Data records for software interfaces:
↓

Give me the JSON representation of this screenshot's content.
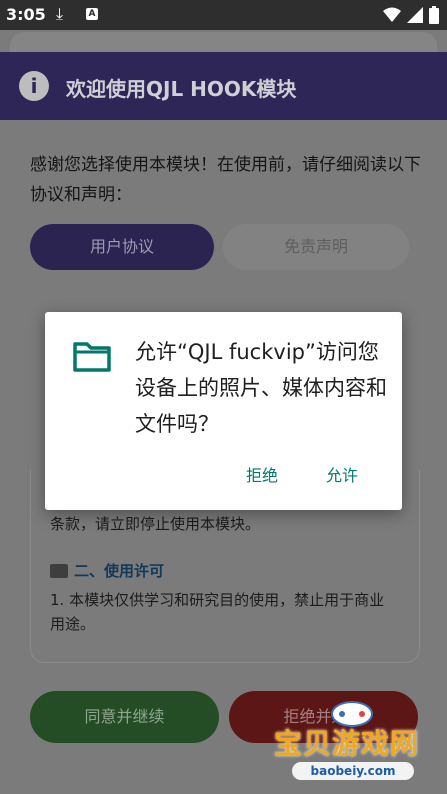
{
  "status_bar": {
    "time": "3:05",
    "download_icon": "download-arrow-icon",
    "notification_badge": "A"
  },
  "app": {
    "header_title": "欢迎使用QJL HOOK模块",
    "intro_text": "感谢您选择使用本模块！在使用前，请仔细阅读以下协议和声明：",
    "tabs": [
      {
        "label": "用户协议",
        "active": true
      },
      {
        "label": "免责声明",
        "active": false
      }
    ],
    "content": {
      "tail_line": "条款，请立即停止使用本模块。",
      "section_heading": "二、使用许可",
      "section_line": "1. 本模块仅供学习和研究目的使用，禁止用于商业用途。"
    },
    "agree_button": "同意并继续",
    "decline_button": "拒绝并退出"
  },
  "dialog": {
    "icon": "folder-icon",
    "message": "允许“QJL fuckvip”访问您设备上的照片、媒体内容和文件吗？",
    "deny_label": "拒绝",
    "allow_label": "允许",
    "accent_color": "#00796b"
  },
  "watermark": {
    "text": "宝贝游戏网",
    "url": "baobeiy.com"
  }
}
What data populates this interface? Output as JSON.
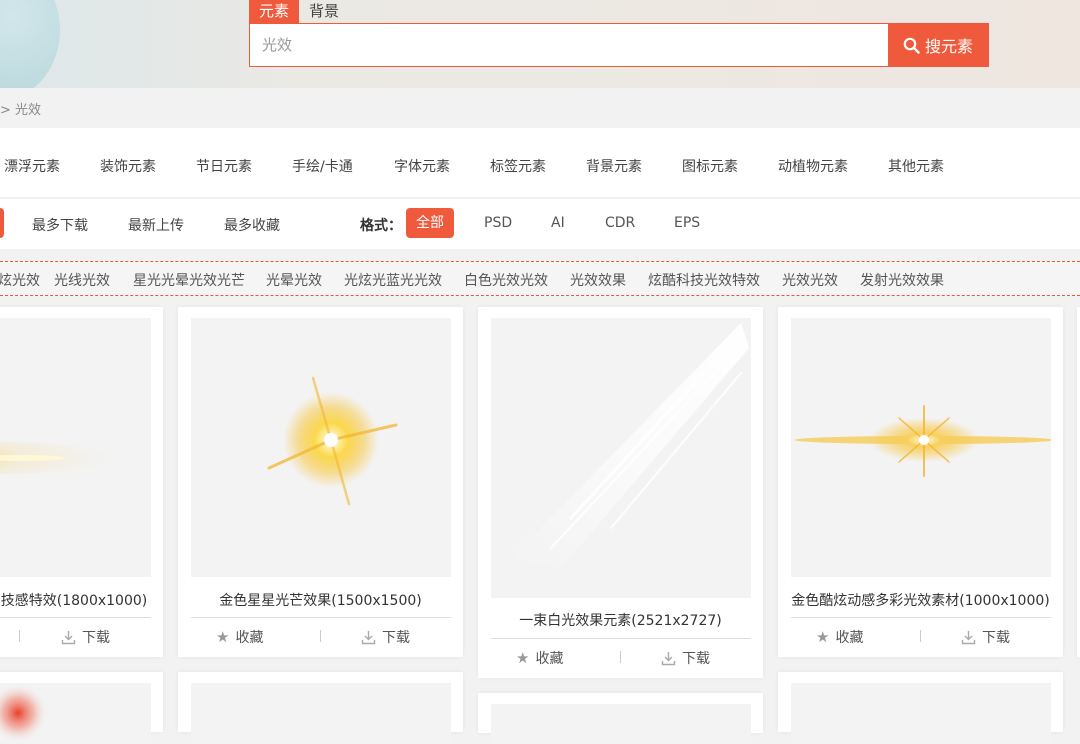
{
  "search": {
    "tabs": [
      "元素",
      "背景"
    ],
    "placeholder": "光效",
    "button_label": "搜元素"
  },
  "breadcrumb": "> 光效",
  "categories": [
    "漂浮元素",
    "装饰元素",
    "节日元素",
    "手绘/卡通",
    "字体元素",
    "标签元素",
    "背景元素",
    "图标元素",
    "动植物元素",
    "其他元素"
  ],
  "sort": [
    "最多下载",
    "最新上传",
    "最多收藏"
  ],
  "format": {
    "label": "格式：",
    "options": [
      "全部",
      "PSD",
      "AI",
      "CDR",
      "EPS"
    ]
  },
  "tags": [
    "炫光效",
    "光线光效",
    "星光光晕光效光芒",
    "光晕光效",
    "光炫光蓝光光效",
    "白色光效光效",
    "光效效果",
    "炫酷科技光效特效",
    "光效光效",
    "发射光效效果"
  ],
  "cards": [
    {
      "title": "技感特效(1800x1000)",
      "download": "下载"
    },
    {
      "title": "金色星星光芒效果(1500x1500)",
      "favorite": "收藏",
      "download": "下载"
    },
    {
      "title": "一束白光效果元素(2521x2727)",
      "favorite": "收藏",
      "download": "下载"
    },
    {
      "title": "金色酷炫动感多彩光效素材(1000x1000)",
      "favorite": "收藏",
      "download": "下载"
    }
  ],
  "icons": {
    "search": "search-icon",
    "favorite": "star-icon",
    "download": "download-icon"
  },
  "colors": {
    "accent": "#f05a3c",
    "gold": "#f5c542"
  }
}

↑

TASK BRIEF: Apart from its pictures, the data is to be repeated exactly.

RESPONSE BOX:
Give me the JSON representation of this screenshot's content.
{
  "status_bar": {
    "time": "3:05",
    "download_icon": "download-arrow-icon",
    "notification_badge": "A"
  },
  "app": {
    "header_title": "欢迎使用QJL HOOK模块",
    "intro_text": "感谢您选择使用本模块！在使用前，请仔细阅读以下协议和声明：",
    "tabs": [
      {
        "label": "用户协议",
        "active": true
      },
      {
        "label": "免责声明",
        "active": false
      }
    ],
    "content": {
      "tail_line": "条款，请立即停止使用本模块。",
      "section_heading": "二、使用许可",
      "section_line": "1. 本模块仅供学习和研究目的使用，禁止用于商业用途。"
    },
    "agree_button": "同意并继续",
    "decline_button": "拒绝并退出"
  },
  "dialog": {
    "icon": "folder-icon",
    "message": "允许“QJL fuckvip”访问您设备上的照片、媒体内容和文件吗？",
    "deny_label": "拒绝",
    "allow_label": "允许",
    "accent_color": "#00796b"
  },
  "watermark": {
    "text": "宝贝游戏网",
    "url": "baobeiy.com"
  }
}
What data populates this interface? Output as JSON.
{
  "search": {
    "tabs": [
      "元素",
      "背景"
    ],
    "placeholder": "光效",
    "button_label": "搜元素"
  },
  "breadcrumb": "> 光效",
  "categories": [
    "漂浮元素",
    "装饰元素",
    "节日元素",
    "手绘/卡通",
    "字体元素",
    "标签元素",
    "背景元素",
    "图标元素",
    "动植物元素",
    "其他元素"
  ],
  "sort": [
    "最多下载",
    "最新上传",
    "最多收藏"
  ],
  "format": {
    "label": "格式：",
    "options": [
      "全部",
      "PSD",
      "AI",
      "CDR",
      "EPS"
    ]
  },
  "tags": [
    "炫光效",
    "光线光效",
    "星光光晕光效光芒",
    "光晕光效",
    "光炫光蓝光光效",
    "白色光效光效",
    "光效效果",
    "炫酷科技光效特效",
    "光效光效",
    "发射光效效果"
  ],
  "cards": [
    {
      "title": "技感特效(1800x1000)",
      "download": "下载"
    },
    {
      "title": "金色星星光芒效果(1500x1500)",
      "favorite": "收藏",
      "download": "下载"
    },
    {
      "title": "一束白光效果元素(2521x2727)",
      "favorite": "收藏",
      "download": "下载"
    },
    {
      "title": "金色酷炫动感多彩光效素材(1000x1000)",
      "favorite": "收藏",
      "download": "下载"
    }
  ],
  "icons": {
    "search": "search-icon",
    "favorite": "star-icon",
    "download": "download-icon"
  },
  "colors": {
    "accent": "#f05a3c",
    "gold": "#f5c542"
  }
}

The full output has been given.